▸ **AIM OF THE TASK**:
All of the records should come back exactly as written.

▸ **Data items**:
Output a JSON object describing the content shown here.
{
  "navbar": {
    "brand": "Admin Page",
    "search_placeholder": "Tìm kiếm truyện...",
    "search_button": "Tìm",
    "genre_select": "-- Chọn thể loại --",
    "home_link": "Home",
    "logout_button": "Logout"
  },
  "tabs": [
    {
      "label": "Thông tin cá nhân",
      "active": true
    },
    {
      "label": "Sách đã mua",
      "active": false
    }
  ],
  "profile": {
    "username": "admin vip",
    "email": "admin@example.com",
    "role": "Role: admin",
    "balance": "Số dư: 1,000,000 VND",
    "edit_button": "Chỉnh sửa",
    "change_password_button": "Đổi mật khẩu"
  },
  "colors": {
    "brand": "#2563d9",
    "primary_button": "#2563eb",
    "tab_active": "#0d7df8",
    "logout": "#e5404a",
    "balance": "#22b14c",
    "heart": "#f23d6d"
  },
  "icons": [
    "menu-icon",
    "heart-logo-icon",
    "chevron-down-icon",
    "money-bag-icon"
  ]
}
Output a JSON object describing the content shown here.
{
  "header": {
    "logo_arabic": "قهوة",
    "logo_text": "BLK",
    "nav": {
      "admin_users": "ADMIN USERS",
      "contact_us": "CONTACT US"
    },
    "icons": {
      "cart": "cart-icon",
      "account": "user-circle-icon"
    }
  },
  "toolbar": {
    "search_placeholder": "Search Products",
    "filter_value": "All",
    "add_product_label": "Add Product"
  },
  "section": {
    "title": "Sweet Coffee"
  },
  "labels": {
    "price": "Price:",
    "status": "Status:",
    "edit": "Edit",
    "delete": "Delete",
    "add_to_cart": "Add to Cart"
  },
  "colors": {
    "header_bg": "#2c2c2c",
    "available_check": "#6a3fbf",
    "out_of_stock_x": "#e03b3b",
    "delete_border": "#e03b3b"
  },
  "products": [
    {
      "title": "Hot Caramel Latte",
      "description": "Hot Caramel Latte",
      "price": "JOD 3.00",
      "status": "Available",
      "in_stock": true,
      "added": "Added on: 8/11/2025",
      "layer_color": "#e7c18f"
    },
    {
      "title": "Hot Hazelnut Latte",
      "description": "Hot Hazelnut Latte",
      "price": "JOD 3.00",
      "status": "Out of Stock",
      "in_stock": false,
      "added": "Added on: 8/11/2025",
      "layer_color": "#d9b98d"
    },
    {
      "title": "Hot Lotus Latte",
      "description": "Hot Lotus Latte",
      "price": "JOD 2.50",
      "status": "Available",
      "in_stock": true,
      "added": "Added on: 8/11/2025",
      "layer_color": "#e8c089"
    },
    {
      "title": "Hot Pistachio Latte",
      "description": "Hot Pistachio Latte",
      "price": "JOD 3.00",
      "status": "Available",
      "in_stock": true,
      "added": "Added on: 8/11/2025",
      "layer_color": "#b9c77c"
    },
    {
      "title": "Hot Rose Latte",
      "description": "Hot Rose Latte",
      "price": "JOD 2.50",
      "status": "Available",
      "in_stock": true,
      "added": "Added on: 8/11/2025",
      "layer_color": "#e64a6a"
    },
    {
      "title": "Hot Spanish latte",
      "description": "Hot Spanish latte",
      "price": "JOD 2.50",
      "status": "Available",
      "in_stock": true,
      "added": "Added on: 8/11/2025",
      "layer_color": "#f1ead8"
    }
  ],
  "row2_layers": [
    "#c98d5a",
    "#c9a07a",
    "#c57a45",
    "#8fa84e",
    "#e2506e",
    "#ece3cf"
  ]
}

▸ **ANSWER BOX**:
Output a JSON object describing the content shown here.
{
  "navbar": {
    "brand": "Admin Page",
    "search_placeholder": "Tìm kiếm truyện...",
    "search_button": "Tìm",
    "genre_select": "-- Chọn thể loại --",
    "home_link": "Home",
    "logout_button": "Logout"
  },
  "tabs": [
    {
      "label": "Thông tin cá nhân",
      "active": true
    },
    {
      "label": "Sách đã mua",
      "active": false
    }
  ],
  "profile": {
    "username": "admin vip",
    "email": "admin@example.com",
    "role": "Role: admin",
    "balance": "Số dư: 1,000,000 VND",
    "edit_button": "Chỉnh sửa",
    "change_password_button": "Đổi mật khẩu"
  },
  "colors": {
    "brand": "#2563d9",
    "primary_button": "#2563eb",
    "tab_active": "#0d7df8",
    "logout": "#e5404a",
    "balance": "#22b14c",
    "heart": "#f23d6d"
  },
  "icons": [
    "menu-icon",
    "heart-logo-icon",
    "chevron-down-icon",
    "money-bag-icon"
  ]
}
Output a JSON object describing the content shown here.
{
  "header": {
    "logo_arabic": "قهوة",
    "logo_text": "BLK",
    "nav": {
      "admin_users": "ADMIN USERS",
      "contact_us": "CONTACT US"
    },
    "icons": {
      "cart": "cart-icon",
      "account": "user-circle-icon"
    }
  },
  "toolbar": {
    "search_placeholder": "Search Products",
    "filter_value": "All",
    "add_product_label": "Add Product"
  },
  "section": {
    "title": "Sweet Coffee"
  },
  "labels": {
    "price": "Price:",
    "status": "Status:",
    "edit": "Edit",
    "delete": "Delete",
    "add_to_cart": "Add to Cart"
  },
  "colors": {
    "header_bg": "#2c2c2c",
    "available_check": "#6a3fbf",
    "out_of_stock_x": "#e03b3b",
    "delete_border": "#e03b3b"
  },
  "products": [
    {
      "title": "Hot Caramel Latte",
      "description": "Hot Caramel Latte",
      "price": "JOD 3.00",
      "status": "Available",
      "in_stock": true,
      "added": "Added on: 8/11/2025",
      "layer_color": "#e7c18f"
    },
    {
      "title": "Hot Hazelnut Latte",
      "description": "Hot Hazelnut Latte",
      "price": "JOD 3.00",
      "status": "Out of Stock",
      "in_stock": false,
      "added": "Added on: 8/11/2025",
      "layer_color": "#d9b98d"
    },
    {
      "title": "Hot Lotus Latte",
      "description": "Hot Lotus Latte",
      "price": "JOD 2.50",
      "status": "Available",
      "in_stock": true,
      "added": "Added on: 8/11/2025",
      "layer_color": "#e8c089"
    },
    {
      "title": "Hot Pistachio Latte",
      "description": "Hot Pistachio Latte",
      "price": "JOD 3.00",
      "status": "Available",
      "in_stock": true,
      "added": "Added on: 8/11/2025",
      "layer_color": "#b9c77c"
    },
    {
      "title": "Hot Rose Latte",
      "description": "Hot Rose Latte",
      "price": "JOD 2.50",
      "status": "Available",
      "in_stock": true,
      "added": "Added on: 8/11/2025",
      "layer_color": "#e64a6a"
    },
    {
      "title": "Hot Spanish latte",
      "description": "Hot Spanish latte",
      "price": "JOD 2.50",
      "status": "Available",
      "in_stock": true,
      "added": "Added on: 8/11/2025",
      "layer_color": "#f1ead8"
    }
  ],
  "row2_layers": [
    "#c98d5a",
    "#c9a07a",
    "#c57a45",
    "#8fa84e",
    "#e2506e",
    "#ece3cf"
  ]
}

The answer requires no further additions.